First published on Versobooks’ blog, we have included here a part of Dr. Akwugo Emejulu’s contribution to the debate on Brexit.
Despite vociferous claims to the contrary, Brexit really is about race—but not in ways we might expect. In this seemingly ‘post-race’ era, Brexit shows us how whiteness, as a power relation, operates in ways to cast itself as both a ‘victim’ and an ‘innocent’ simultaneously.
Whiteness As Victimhood
An unstated campaign strategy of the Leave campaign was to re-imagine Britain and Britishness (but really Englishness) as white in order to make particular kinds of claims to victimhood which would highlight economic inequality without challenging neoliberalism. For instance, a key argument of the campaign was that the ‘working class’ (who were unquestionably assumed to be white) were suffering under the burden of mass immigration, which transformed the culture of their neighbourhoods and put undue strain on public services. Thus we see whiteness operating as victim—the white working class is being held hostage in their own country by migrants. Any critique of this victimhood further re-enforces a victim status through fulminations that the critic is ‘the real racist’.
This construction of whiteness as victimhood purposefully makes it difficult to understand how and why public services are in crisis. Rather than migration causing the crisis, the crisis is, in fact, the official policy of the current Conservative government: austerity measures have been the dominant policy response since the 2008 economic crisis. Austerity, however, has not been imposed on Britain by the European Union. Rather, the then Coalition government and the current Conservative government voluntarily adopted this policy of shrinking and privatising the state—with disastrous and uneven effects for particular social groups. In other words, those ‘shy’ 2015 Tory voters have much to answer for in terms of the destruction that austerity has wrought—but this complicity has been erased by the Brexit campaign. Instead, migrants have been weaponised to stoke fear and get out the vote for the leave campaign.
Although we appear to be in a ‘post-fact’ Britain, I feel compelled to remind readers that austerity measures are unequally distributed across the population. Certainly, the poorest local authorities, especially those in the north and east, are being hit hardest by these unprecedented cuts to public spending. However, looking more closely at the data shows us that women—and women of colour in particular—are disproportionately impacted. Because women of colour, on the whole, are more likely to be public sector employees but also living in the poorest households, cuts to vital services, such as libraries, public transport and afterschool care, translate into further immiseration as jobs are threatened and household incomes decline.
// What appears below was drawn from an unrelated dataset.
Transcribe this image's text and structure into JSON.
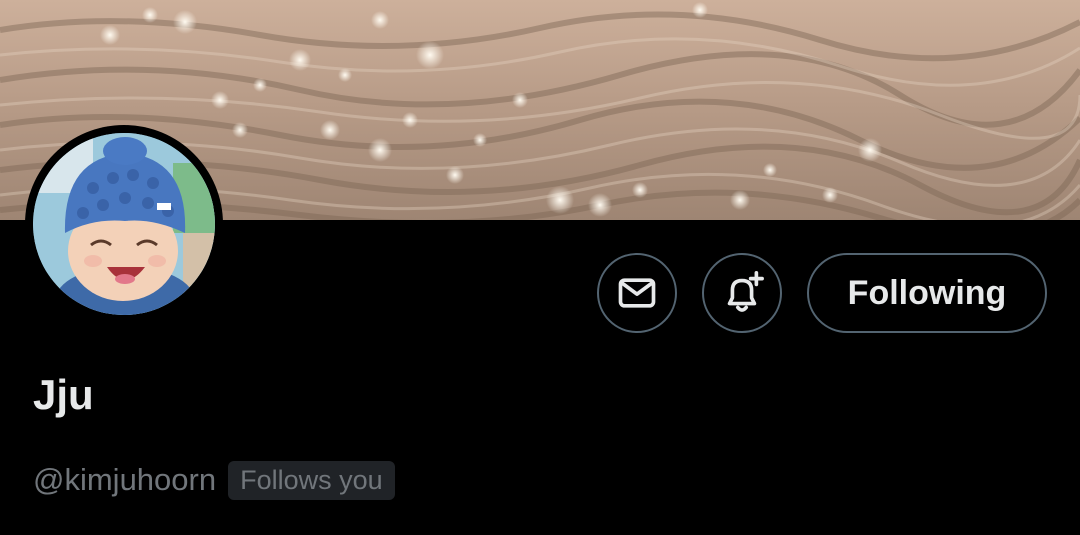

Even though people of colour are more likely to be living in poverty and are being hit hardest by austerity measures, 75% of voters of colour opted to remain in the EU. What does a claim of white victimhood mean in this context?
Whiteness as victimhood is also deployed in a much more insidious fashion. Both before and after the Brexit vote, previously ‘invisible’ and privileged white EU migrants—excluding ‘white’ migrants from Eastern Europe who have been and continue to be subject to institutionalised xenophobia as their labour value is exploited—began to report feeling unwelcomed and unsafe. These reports have combined with social media accounts of increased racial harassment, leading to figures suggesting that such incidents have risen 57% since the referendum. The sincerity of these claims of feeling unsafe, nor the legitimacy of these reports of racist and xenophobic abuse, must not be doubted.But whiteness, even in discussions about racism and anti-racism, can intrude, appropriate and colonise these spaces in order to re-enforce an identity of victimhood, whilst at the same time seemingly de-prioritising the interests and experiences of people of colour.
I do not seek nor desire a victim identity. I do, however, want public acknowledgement, solidarity and collective action against Britain’s de facto policy of indefinite detention of migrants; of everyday and institutionalised Islamophobia and the state violence deployed against Sarah Reed, Sheku Bayoh and Jimmy Mubenga and other people of colour. What does it mean that those who now are expressing ‘concern’ about a surge in xenophobia have previously had little to say about everyday and institutionalised racism and violence that people of colour experience? And that people of colour were not taken at our word, as others have been, about what we experience? It seems some people are only concerned with racism and xenophobia when their own privileged migration status is challenged.
The rest of the article can be found here.